So without the help of Jenny Craig, The Biggest Loser, or my local Y, I am on my way to the Presidential Physical Fitness Award, if I can find a kid to steal a patch from.

Thursday, April 13, 2006

How to Land a Job in New York

One of the past year's great mysteries, how to land the elusive full-time job I would actually want--and not be freed six weeks later.

It is strange to think that a year ago I couldn't handle the thought of a 9-to-5 and these days, not only I am I obsessed with finding a 9-to-5, I crave it, dream it, and would it if I could. Oh to be able to pay my rent, my bills, and buy groceries without feeling guilty!

So far I've learned that if you want to move to New York, you have to show up, even if you don't have a plan. You temp, you sublease--expecting a secure job and a perfect apartment before you get here is not only impossible, it's just plain silly.

Here's what I've learned:

1. To get an apartment in New York, you need a job in New York. To get a job in New York you need an apartment in New York.

2. If you don't personally know someone moving out of an apartment, you are going to be paying a hefty broker fee. Luckily a man named Craig Newmark has a solution and while providing me with mine I came accross this article on Jessica's coffee table, which was next to her couch, which I was sleeping on because Annie's roommate is obsessive compulsive. I should also mention that I met Jessica the night I came over to sleep on her couch. Oh New York!

3. Temping is the best way to get the elusive "New York experience" Annie's interviewers claimed was required. (There is also unpaid internships, but that requires savings or loan.) It seems that employers are afraid that us southerners are not going to to be able to handle the hustle and bustle and dog pee of New York--this goes for anyone that didn't grow up or go to college on this god forsaken island.

4. No matter how compelling my argument, I will never convince people that I am not from the south. I am beginning to accept that most of the country does not know anything about their capital, besides the buildings that occupy The Mall, which for some will conjure the great white building of Tysons Corner. (This last point has nothing to do with job hunting, but it pisses off enough that I'm mentioning it. ((I suppose I deserve it since the kids I was in Italy with were from Kansas and they complained that people from the coasts knew nothing about the midwest, which I couldn't argue with.))

Insert brillant concluding sentence here.

Wednesday, April 12, 2006

I Love Coffee...Just Not When I Make It

Today is the first time I made coffee for an office. Through three internships, a six-week stint in a "real" 9-to-5 job, and four adminstrative temping gigs, I have never made anyone a cup of coffee in an office besides myself.

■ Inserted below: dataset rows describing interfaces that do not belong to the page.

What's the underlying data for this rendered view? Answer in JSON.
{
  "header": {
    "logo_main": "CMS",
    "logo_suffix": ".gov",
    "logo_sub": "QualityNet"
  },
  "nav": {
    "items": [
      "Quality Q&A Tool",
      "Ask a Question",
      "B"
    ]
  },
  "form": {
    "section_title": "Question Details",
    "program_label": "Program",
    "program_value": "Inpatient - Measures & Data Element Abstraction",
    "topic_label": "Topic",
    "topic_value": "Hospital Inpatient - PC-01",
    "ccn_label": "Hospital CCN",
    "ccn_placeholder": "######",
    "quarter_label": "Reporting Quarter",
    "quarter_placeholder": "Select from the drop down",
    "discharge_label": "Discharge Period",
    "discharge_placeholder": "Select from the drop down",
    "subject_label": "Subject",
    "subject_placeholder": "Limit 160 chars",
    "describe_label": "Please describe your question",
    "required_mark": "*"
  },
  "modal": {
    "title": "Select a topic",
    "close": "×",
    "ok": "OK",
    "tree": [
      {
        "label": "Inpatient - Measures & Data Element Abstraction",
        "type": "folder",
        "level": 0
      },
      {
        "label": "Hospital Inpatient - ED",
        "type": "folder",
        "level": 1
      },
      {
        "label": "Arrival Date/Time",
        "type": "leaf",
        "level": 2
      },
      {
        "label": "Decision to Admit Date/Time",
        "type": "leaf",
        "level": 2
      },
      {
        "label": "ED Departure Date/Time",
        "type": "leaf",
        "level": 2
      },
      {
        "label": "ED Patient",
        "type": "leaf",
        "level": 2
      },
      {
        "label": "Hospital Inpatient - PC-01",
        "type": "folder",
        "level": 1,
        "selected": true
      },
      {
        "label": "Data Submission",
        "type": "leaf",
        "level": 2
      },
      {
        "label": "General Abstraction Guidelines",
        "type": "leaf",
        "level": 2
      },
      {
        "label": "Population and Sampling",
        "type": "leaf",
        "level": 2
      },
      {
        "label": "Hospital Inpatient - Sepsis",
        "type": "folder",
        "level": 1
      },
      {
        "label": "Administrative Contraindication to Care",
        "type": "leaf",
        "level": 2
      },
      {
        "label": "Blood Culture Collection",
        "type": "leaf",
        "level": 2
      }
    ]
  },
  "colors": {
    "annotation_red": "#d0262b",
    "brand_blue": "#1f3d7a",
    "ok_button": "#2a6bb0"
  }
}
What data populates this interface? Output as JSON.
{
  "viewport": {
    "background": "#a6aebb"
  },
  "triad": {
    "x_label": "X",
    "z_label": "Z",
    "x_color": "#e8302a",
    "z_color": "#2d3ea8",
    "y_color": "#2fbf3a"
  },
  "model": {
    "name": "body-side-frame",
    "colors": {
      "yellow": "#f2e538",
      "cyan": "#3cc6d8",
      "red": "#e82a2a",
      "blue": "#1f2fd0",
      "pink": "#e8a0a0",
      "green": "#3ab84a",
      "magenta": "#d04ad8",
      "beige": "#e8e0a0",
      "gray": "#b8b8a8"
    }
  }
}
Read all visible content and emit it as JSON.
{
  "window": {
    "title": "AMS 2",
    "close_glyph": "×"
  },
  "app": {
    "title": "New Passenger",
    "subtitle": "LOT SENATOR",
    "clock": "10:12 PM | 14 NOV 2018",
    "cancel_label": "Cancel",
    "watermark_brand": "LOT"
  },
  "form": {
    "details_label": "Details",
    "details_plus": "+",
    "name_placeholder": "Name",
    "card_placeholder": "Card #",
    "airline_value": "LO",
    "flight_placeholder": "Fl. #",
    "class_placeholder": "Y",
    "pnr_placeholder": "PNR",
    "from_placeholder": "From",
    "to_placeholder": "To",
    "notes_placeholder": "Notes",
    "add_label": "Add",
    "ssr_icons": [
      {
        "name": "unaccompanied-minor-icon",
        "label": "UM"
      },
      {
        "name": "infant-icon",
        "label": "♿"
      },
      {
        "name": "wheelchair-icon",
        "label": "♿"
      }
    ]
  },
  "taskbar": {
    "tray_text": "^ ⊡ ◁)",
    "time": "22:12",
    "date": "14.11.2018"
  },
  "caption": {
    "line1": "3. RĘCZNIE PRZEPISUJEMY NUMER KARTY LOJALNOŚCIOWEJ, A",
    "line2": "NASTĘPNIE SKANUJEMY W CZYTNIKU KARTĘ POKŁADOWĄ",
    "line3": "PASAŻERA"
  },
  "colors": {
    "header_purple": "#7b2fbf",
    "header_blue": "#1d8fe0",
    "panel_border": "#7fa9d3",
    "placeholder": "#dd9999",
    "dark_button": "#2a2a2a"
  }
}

In this fifth temping experience and first that will last more than two days, I made my first pots of coffee for an office. It is strange that I've been out of college for almost a year and this is the first time I was asked, expected, required to make a pot of coffee as part of my job. It is not that I think making coffee is beneath me--it is definitely not--if there is anything I've learned in the past year it is that a college education gets you in an office, but it doesn't mean that you will be using your brain once you get there, at least not 100 percent of the time. My problem is that whenever I make a pot of coffee, it is always disgusting.

My mother began to teach me the art of brewing the perfect cup when I moved back home after graduation. Not ready to enter the rat race, I signed up for one last summer of jumping in pools fully clothed as a swim coach. The enthusiasm required to entertain 50 seven year-olds at 7 am requires massive amount of caffine from the perfect pot of coffee, thus the coffee brewing quest.

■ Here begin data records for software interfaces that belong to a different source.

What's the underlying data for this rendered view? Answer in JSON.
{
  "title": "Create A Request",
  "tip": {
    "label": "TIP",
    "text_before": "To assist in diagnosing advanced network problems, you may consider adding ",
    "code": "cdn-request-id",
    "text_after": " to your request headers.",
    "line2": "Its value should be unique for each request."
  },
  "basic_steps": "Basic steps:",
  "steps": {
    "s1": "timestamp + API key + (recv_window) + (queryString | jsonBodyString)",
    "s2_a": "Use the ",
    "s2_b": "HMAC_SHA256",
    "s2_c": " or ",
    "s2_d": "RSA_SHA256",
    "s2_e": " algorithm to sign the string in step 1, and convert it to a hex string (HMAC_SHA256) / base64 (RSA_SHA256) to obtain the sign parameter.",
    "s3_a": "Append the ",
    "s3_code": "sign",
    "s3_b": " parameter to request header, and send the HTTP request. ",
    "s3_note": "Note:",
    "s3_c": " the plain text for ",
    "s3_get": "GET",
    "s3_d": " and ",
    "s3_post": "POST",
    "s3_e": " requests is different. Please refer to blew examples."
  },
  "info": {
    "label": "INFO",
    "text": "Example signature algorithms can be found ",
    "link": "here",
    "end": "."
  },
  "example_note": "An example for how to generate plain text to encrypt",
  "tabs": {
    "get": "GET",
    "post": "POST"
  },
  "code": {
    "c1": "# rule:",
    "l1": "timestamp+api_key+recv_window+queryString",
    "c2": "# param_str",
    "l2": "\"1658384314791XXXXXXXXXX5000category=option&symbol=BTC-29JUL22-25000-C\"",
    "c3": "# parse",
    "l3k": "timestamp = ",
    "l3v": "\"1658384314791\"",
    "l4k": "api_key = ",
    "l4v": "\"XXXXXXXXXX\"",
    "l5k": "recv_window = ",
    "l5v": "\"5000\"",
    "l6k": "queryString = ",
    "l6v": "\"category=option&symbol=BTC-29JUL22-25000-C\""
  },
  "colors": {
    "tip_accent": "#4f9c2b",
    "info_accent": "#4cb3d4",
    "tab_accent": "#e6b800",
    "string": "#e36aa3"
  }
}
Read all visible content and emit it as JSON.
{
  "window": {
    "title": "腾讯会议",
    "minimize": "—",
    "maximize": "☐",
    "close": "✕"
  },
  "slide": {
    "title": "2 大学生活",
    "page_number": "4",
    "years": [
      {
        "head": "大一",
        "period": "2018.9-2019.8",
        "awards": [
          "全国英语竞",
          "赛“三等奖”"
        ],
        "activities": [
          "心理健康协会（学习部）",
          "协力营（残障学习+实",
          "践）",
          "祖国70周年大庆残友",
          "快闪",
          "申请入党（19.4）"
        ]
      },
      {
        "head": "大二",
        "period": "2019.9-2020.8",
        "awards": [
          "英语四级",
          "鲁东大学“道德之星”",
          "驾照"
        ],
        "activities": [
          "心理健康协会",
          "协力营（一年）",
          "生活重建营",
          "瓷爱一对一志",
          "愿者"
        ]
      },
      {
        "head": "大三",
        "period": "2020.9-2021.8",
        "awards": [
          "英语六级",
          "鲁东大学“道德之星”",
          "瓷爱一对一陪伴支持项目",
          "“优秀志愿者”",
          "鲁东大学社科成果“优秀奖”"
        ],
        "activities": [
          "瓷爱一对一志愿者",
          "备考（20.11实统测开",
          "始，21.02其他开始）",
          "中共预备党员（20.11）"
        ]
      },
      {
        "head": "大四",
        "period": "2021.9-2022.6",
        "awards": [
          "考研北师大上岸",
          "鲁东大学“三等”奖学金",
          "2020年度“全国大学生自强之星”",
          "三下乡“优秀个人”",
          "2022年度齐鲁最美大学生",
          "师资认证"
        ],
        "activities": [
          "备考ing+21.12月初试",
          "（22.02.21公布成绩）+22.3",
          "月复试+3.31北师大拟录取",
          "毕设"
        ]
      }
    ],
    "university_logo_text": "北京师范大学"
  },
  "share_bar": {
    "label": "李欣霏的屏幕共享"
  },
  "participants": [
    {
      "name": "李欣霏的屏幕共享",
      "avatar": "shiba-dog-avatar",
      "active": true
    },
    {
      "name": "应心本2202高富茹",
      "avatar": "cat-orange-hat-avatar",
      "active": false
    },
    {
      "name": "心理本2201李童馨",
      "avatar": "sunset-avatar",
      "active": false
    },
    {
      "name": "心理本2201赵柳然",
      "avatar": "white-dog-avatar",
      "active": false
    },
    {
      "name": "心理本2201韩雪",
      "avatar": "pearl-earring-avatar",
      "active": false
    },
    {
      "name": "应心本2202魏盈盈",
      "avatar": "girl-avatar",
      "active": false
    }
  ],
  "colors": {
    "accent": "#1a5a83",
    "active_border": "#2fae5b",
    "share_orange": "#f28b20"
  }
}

As of yet I have mastered the too strong and the too weak varieties, this morning it was too strong. I winced as someone took a sip of my coffee, he didn't make an ick-face or pour it out, but he couldn't have thought it was good.

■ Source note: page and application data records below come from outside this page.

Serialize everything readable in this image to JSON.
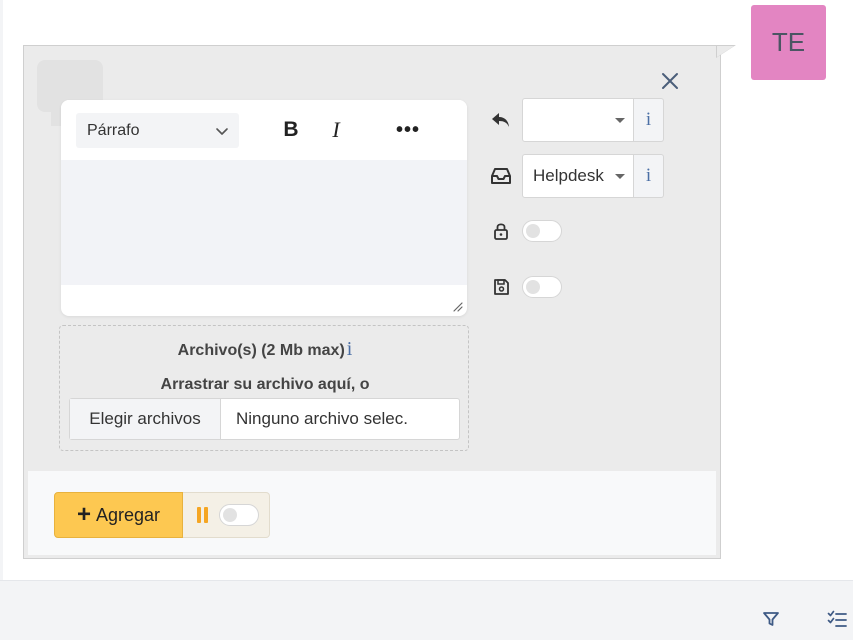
{
  "avatar": {
    "initials": "TE",
    "color": "#e385c2"
  },
  "editor": {
    "paragraph_select": "Párrafo",
    "bold_label": "B",
    "italic_label": "I",
    "more_label": "•••",
    "content": ""
  },
  "attachments": {
    "title": "Archivo(s) (2 Mb max)",
    "info_symbol": "i",
    "drag_text": "Arrastrar su archivo aquí, o",
    "choose_button": "Elegir archivos",
    "no_file_text": "Ninguno archivo selec."
  },
  "side_controls": {
    "reply_select": {
      "value": "",
      "info_symbol": "i"
    },
    "inbox_select": {
      "value": "Helpdesk",
      "info_symbol": "i"
    },
    "private_toggle": {
      "on": false
    },
    "save_toggle": {
      "on": false
    }
  },
  "footer": {
    "add_button": "Agregar",
    "add_symbol": "+",
    "pause_toggle": {
      "on": false
    }
  },
  "icons": [
    "close-icon",
    "reply-icon",
    "inbox-icon",
    "lock-icon",
    "save-icon",
    "pause-icon",
    "filter-icon",
    "checklist-icon",
    "chevron-down-icon"
  ],
  "colors": {
    "accent_yellow": "#fdc851",
    "info_blue": "#4b6fa5",
    "avatar_pink": "#e385c2"
  }
}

It is my hope that I will achieve the perfect balance of grinds and water by the time I am finished with this current gig, which is doubtful--but a girl can dream.